Documentation (Slides 95-105)

Go to to learn how to document your code. Documentation helps others use your gem. Also, before pushing your gem, strongly consider saying hi to @rubygems on Twitter because webhook allows the rubygems community to scrutinize your gem the moment it’s published, so it’s a good idea to say hi to your future scrutinizers.

Classic Pointers for Gem-Cutting (Slides 106-151)

What to do over the lifetime of a gem.

Make your Gem Accessible

Write a README, use a license so your code isn’t copyrighted, name your gem properly and version it using a major, minor, and patch scheme.

Make your Gem Work

Organize your file structure the right way by having only one top-level file. Also, specify your dependecies by being neither too optimistic or exact with the versions that you expect to work. Instead, specify a range, such all minor gem versions < 1.0.0.

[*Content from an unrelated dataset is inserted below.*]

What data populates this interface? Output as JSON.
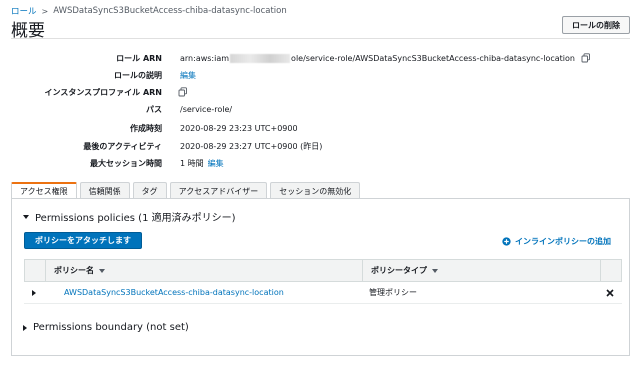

Be Classy

Cut prereleases of your gem so that people who install it have the expectation that it might still have bugs. Furthermore, use continuous integration to constantly test your code, which you can do for free at

Gem-cutting Takeaways

  1. Making a gem is pretty straightforward and rewarding
  2. To develop confidence, look over the presentation and make the easiest gem
  3. Prepare for feedback to your gem after you push it

What is a branch?

Your local copy of the repository is the branch. You might often be on your master branch.

What is an origin?

By convention, this is the name of your remote repository.

The difference between Branch and Origin

Remotes are the entire repository, which includes all branches. Your master branch is more like a unit of work within the entire project that is the remote.